To any civilized society, human trafficking is a serious crime as it violates basic human rights.
To better protect the rights and interests of its people, the Chinese government has been fighting the scourge for years even if it has not been an easy task for a country the size of China.
Thanks to persistent crackdowns, trafficking in women and children which peaked in the 1980s and 1990s and remained rampant in several provinces, has been effectively checked. The occurrence rate has now decreased by 20 to 30 percent annually.
However, against the backdrop of increased mobility in our population and regional imbalance, the situation of human trafficking is taking on new features.
Cases of forced labor and sexual exploitation have been on the rise, posing a threat to social stability and our nation's welfare.
In a worst scenario, hundreds of migrant workers and under-age people were found in June having been trafficked to work in illegal brick kilns in Shanxi and Henan provinces.
The plight of those victims drew much concern from the government and the society, and triggered a massive national crackdown on illegal brick kilns.
The government is now responding even more aggressively to the new types of human trafficking.
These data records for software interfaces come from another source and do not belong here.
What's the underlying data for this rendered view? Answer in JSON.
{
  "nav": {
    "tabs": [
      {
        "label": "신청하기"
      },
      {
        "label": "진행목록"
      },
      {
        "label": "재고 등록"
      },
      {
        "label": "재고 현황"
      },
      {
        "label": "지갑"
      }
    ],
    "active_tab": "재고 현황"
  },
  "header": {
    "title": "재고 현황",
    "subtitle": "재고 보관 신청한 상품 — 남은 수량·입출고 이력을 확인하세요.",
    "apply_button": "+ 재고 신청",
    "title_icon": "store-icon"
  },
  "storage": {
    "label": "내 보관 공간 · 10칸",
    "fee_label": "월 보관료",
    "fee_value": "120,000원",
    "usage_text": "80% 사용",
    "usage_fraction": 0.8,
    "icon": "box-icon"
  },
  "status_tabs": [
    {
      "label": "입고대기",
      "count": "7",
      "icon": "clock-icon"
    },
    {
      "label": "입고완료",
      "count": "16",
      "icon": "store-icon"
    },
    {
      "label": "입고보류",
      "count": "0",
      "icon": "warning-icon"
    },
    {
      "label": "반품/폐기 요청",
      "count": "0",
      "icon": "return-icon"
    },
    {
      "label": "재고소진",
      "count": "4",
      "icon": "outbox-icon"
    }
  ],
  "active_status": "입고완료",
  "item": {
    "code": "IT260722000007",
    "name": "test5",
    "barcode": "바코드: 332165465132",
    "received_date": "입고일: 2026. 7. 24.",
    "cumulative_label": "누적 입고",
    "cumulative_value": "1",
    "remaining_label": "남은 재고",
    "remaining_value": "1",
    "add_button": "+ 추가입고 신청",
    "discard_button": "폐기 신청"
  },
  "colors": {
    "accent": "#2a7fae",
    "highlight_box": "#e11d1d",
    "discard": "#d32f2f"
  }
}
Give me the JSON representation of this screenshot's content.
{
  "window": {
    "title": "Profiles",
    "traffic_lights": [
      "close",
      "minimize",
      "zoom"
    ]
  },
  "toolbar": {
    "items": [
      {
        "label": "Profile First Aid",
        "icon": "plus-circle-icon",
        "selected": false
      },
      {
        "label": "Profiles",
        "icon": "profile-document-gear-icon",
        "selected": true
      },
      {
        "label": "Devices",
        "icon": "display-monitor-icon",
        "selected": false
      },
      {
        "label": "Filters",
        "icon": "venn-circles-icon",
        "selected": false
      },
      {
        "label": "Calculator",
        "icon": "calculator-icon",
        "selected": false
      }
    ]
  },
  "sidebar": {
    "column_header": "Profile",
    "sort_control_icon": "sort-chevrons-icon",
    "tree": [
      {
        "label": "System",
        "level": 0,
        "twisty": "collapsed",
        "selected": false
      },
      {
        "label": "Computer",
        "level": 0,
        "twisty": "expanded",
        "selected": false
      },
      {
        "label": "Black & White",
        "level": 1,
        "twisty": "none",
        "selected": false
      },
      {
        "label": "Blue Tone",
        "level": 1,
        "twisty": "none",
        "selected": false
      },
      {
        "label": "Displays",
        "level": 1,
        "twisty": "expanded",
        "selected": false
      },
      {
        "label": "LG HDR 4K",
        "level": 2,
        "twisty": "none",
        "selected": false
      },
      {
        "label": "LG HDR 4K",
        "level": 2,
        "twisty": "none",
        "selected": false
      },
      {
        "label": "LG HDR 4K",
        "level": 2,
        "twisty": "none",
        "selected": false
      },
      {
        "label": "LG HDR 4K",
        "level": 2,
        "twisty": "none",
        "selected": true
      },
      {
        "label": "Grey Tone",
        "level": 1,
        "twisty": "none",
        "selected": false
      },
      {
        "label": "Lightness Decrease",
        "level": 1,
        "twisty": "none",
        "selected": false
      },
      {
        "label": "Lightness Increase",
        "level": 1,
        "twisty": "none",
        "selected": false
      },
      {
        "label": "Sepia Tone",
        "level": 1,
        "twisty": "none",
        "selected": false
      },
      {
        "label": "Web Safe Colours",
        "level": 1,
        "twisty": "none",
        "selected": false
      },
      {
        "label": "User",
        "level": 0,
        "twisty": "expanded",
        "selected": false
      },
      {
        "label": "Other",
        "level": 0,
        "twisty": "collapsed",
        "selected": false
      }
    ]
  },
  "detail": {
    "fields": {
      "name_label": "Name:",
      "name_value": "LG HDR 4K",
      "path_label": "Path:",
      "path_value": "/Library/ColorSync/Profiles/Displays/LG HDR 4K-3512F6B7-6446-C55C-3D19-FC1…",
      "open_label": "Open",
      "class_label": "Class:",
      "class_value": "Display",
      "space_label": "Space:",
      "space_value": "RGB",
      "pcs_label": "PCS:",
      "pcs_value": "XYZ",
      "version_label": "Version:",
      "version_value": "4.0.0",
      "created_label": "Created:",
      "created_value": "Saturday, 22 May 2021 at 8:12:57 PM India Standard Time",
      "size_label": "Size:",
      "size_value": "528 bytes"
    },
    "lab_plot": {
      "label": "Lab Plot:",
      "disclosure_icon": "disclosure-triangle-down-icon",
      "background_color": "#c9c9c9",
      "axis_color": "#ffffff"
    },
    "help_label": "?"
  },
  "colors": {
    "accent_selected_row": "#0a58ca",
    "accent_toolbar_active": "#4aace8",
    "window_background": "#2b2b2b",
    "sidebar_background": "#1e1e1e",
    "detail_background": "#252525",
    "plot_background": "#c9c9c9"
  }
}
The Ministry of Public Security said recently the country will soon set up the first national mechanism for combating human trafficking and protecting women and children from falling victim to forced labor and prostitution.
This is certainly good news for innocent victims and righteous people who uphold social equity and dignity of the law.
Concerned ministries are rallying together to fight trans-provincial human trafficking along with the participation of international organizations such as the International Labor Organization.
Meanwhile, trans-border cooperation with our neighbors in cracking down on the trafficking of women and children has also been enhanced.
While all these measures are necessary to increase the momentum to wipe out human trafficking, efforts should also be made to plug loopholes in our legal system.
The lack of laws has been one of the major reasons behind the worsening situation of forced labor and prostitution.
(China Daily 09/06/2007 page9)